Triggering the immune system to attack the cancerous cells is the overarching goal of cancer immunotherapy. The key aspect of cancer immunosurveillance theory argues that our immune system acts as sentinels in recognizing and destroying the newly transformed cells that are continuously arising in vivo. Immediately after an oncogenic assault, the cell fires up various intrinsic cellular mechanisms in response to the genotoxic stress. This includes activation of DNA damage response proteins, senescence programs and tumor suppressor genes. These intrinsic responses have to be linked to the extrinsic mechanisms leading to activation of different components of the immune system. This intimate relationship between the intrinsic and the extrinsic mechanisms help to maintain tissue homeostasis and prevent further deleterious effect to the organ.

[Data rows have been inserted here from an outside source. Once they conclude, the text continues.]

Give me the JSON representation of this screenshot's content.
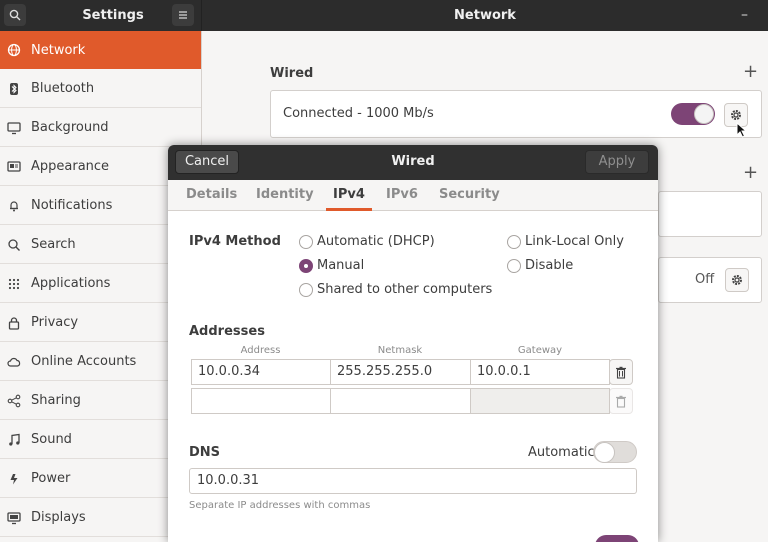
{
  "titlebar": {
    "left_title": "Settings",
    "main_title": "Network"
  },
  "sidebar": {
    "items": [
      {
        "label": "Network",
        "icon": "globe-icon"
      },
      {
        "label": "Bluetooth",
        "icon": "bluetooth-icon"
      },
      {
        "label": "Background",
        "icon": "monitor-icon"
      },
      {
        "label": "Appearance",
        "icon": "appearance-icon"
      },
      {
        "label": "Notifications",
        "icon": "bell-icon"
      },
      {
        "label": "Search",
        "icon": "search-icon"
      },
      {
        "label": "Applications",
        "icon": "grid-icon"
      },
      {
        "label": "Privacy",
        "icon": "lock-icon"
      },
      {
        "label": "Online Accounts",
        "icon": "cloud-icon"
      },
      {
        "label": "Sharing",
        "icon": "share-icon"
      },
      {
        "label": "Sound",
        "icon": "music-icon"
      },
      {
        "label": "Power",
        "icon": "power-icon"
      },
      {
        "label": "Displays",
        "icon": "display-icon"
      }
    ]
  },
  "network": {
    "wired_title": "Wired",
    "wired_status": "Connected - 1000 Mb/s",
    "proxy_status": "Off"
  },
  "dialog": {
    "cancel": "Cancel",
    "title": "Wired",
    "apply": "Apply",
    "tabs": [
      "Details",
      "Identity",
      "IPv4",
      "IPv6",
      "Security"
    ],
    "method_label": "IPv4 Method",
    "methods": {
      "auto": "Automatic (DHCP)",
      "manual": "Manual",
      "shared": "Shared to other computers",
      "link_local": "Link-Local Only",
      "disable": "Disable"
    },
    "addresses_label": "Addresses",
    "columns": [
      "Address",
      "Netmask",
      "Gateway"
    ],
    "rows": [
      [
        "10.0.0.34",
        "255.255.255.0",
        "10.0.0.1"
      ],
      [
        "",
        "",
        ""
      ]
    ],
    "dns_label": "DNS",
    "dns_auto_label": "Automatic",
    "dns_value": "10.0.0.31",
    "dns_hint": "Separate IP addresses with commas"
  }
}
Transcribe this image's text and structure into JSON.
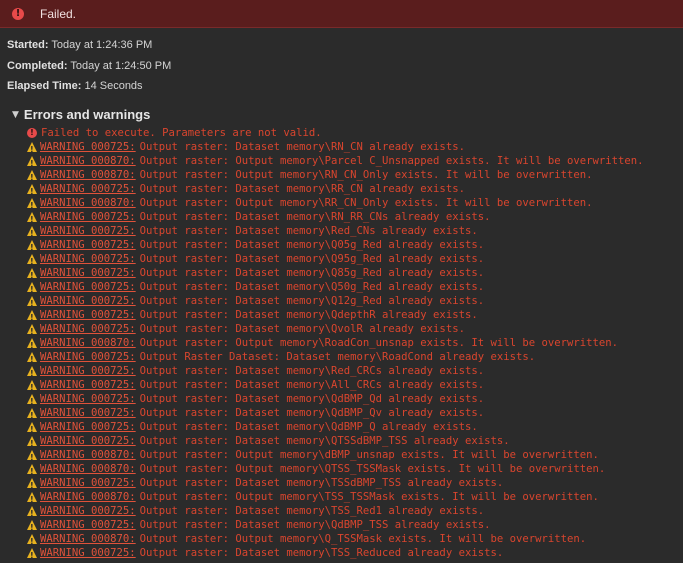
{
  "banner": {
    "text": "Failed."
  },
  "info": [
    {
      "label": "Started:",
      "value": "Today at 1:24:36 PM"
    },
    {
      "label": "Completed:",
      "value": "Today at 1:24:50 PM"
    },
    {
      "label": "Elapsed Time:",
      "value": "14 Seconds"
    }
  ],
  "section": {
    "title": "Errors and warnings"
  },
  "error": {
    "text": "Failed to execute. Parameters are not valid."
  },
  "warnings": [
    {
      "code": "WARNING 000725:",
      "message": "Output raster: Dataset memory\\RN_CN already exists."
    },
    {
      "code": "WARNING 000870:",
      "message": "Output raster: Output memory\\Parcel C_Unsnapped exists. It will be overwritten."
    },
    {
      "code": "WARNING 000870:",
      "message": "Output raster: Output memory\\RN_CN_Only exists. It will be overwritten."
    },
    {
      "code": "WARNING 000725:",
      "message": "Output raster: Dataset memory\\RR_CN already exists."
    },
    {
      "code": "WARNING 000870:",
      "message": "Output raster: Output memory\\RR_CN_Only exists. It will be overwritten."
    },
    {
      "code": "WARNING 000725:",
      "message": "Output raster: Dataset memory\\RN_RR_CNs already exists."
    },
    {
      "code": "WARNING 000725:",
      "message": "Output raster: Dataset memory\\Red_CNs already exists."
    },
    {
      "code": "WARNING 000725:",
      "message": "Output raster: Dataset memory\\Q05g_Red already exists."
    },
    {
      "code": "WARNING 000725:",
      "message": "Output raster: Dataset memory\\Q95g_Red already exists."
    },
    {
      "code": "WARNING 000725:",
      "message": "Output raster: Dataset memory\\Q85g_Red already exists."
    },
    {
      "code": "WARNING 000725:",
      "message": "Output raster: Dataset memory\\Q50g_Red already exists."
    },
    {
      "code": "WARNING 000725:",
      "message": "Output raster: Dataset memory\\Q12g_Red already exists."
    },
    {
      "code": "WARNING 000725:",
      "message": "Output raster: Dataset memory\\QdepthR already exists."
    },
    {
      "code": "WARNING 000725:",
      "message": "Output raster: Dataset memory\\QvolR already exists."
    },
    {
      "code": "WARNING 000870:",
      "message": "Output raster: Output memory\\RoadCon_unsnap exists. It will be overwritten."
    },
    {
      "code": "WARNING 000725:",
      "message": "Output Raster Dataset: Dataset memory\\RoadCond already exists."
    },
    {
      "code": "WARNING 000725:",
      "message": "Output raster: Dataset memory\\Red_CRCs already exists."
    },
    {
      "code": "WARNING 000725:",
      "message": "Output raster: Dataset memory\\All_CRCs already exists."
    },
    {
      "code": "WARNING 000725:",
      "message": "Output raster: Dataset memory\\QdBMP_Qd already exists."
    },
    {
      "code": "WARNING 000725:",
      "message": "Output raster: Dataset memory\\QdBMP_Qv already exists."
    },
    {
      "code": "WARNING 000725:",
      "message": "Output raster: Dataset memory\\QdBMP_Q already exists."
    },
    {
      "code": "WARNING 000725:",
      "message": "Output raster: Dataset memory\\QTSSdBMP_TSS already exists."
    },
    {
      "code": "WARNING 000870:",
      "message": "Output raster: Output memory\\dBMP_unsnap exists. It will be overwritten."
    },
    {
      "code": "WARNING 000870:",
      "message": "Output raster: Output memory\\QTSS_TSSMask exists. It will be overwritten."
    },
    {
      "code": "WARNING 000725:",
      "message": "Output raster: Dataset memory\\TSSdBMP_TSS already exists."
    },
    {
      "code": "WARNING 000870:",
      "message": "Output raster: Output memory\\TSS_TSSMask exists. It will be overwritten."
    },
    {
      "code": "WARNING 000725:",
      "message": "Output raster: Dataset memory\\TSS_Red1 already exists."
    },
    {
      "code": "WARNING 000725:",
      "message": "Output raster: Dataset memory\\QdBMP_TSS already exists."
    },
    {
      "code": "WARNING 000870:",
      "message": "Output raster: Output memory\\Q_TSSMask exists. It will be overwritten."
    },
    {
      "code": "WARNING 000725:",
      "message": "Output raster: Dataset memory\\TSS_Reduced already exists."
    }
  ],
  "colors": {
    "error": "#d9452e",
    "warning_icon": "#e8b21f",
    "banner_bg": "#5a1d1d"
  }
}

However, very little is known about the critical molecular players that touch off the activation of immune system following the intrinsic response elicited by a genotoxic stress, for example, activation of tumor suppressor. These key molecular intermediaries should ideally possess the following features: 1) their expression should be upregulated in response to cellular stress 2) their upregulation should lead to a distinct immune response in vivo. We have recently identified a molecule that fits both of these criteria. We discovered a murine endogenous retrovirus (ERV) whose expression is dependent on the activity of p53. We found that components of this ERV are sufficient to induce changes in cell viability. It is characterized by a domain which is found in human T-cell leukemia virus type 1, a retrovirus found in blood cancer patients and are known to cause chronic inflammation. We found that this protein domain family is endogenized in the genomes of multiple vertebrates, including humans, potentially highlighting the evolutionary and functional significance of this element. Functional analysis of the murine ERV and homologous human ERV components suggest that these endogenous retroviral elements are early transducers of oncogenic stress, which brokers an immune response at the earliest stage of cellular transformation. We propose that these ERV components play a critical role in developing the immunogenicity against cancer, and may illuminate the mechanistic details of the first few events leading to activation of immune response following an oncogenic assault. Till recently, ERVs have been relegated as a part of the so-called ‘junk DNA’. Only recently have researchers begun revisiting this field to find the significance of ERVs in vertebrate biology. Our work sheds new light on the potential role of ERV remnants in response to neoplastic transformation.

Citation Format: Kojiro Tashiro, Robyn Leary, Anindya Bagchi. p53 responsive endogeneous retrovirus as early mediators of immunosurveillance [abstract]. In: Proceedings of the Second CRI-CIMT-EATI-AACR International Cancer Immunotherapy Conference: Translating Science into Survival; 2016 Sept 25-28; New York, NY. Philadelphia (PA): AACR; Cancer Immunol Res 2016;4(11 Suppl):Abstract nr B025.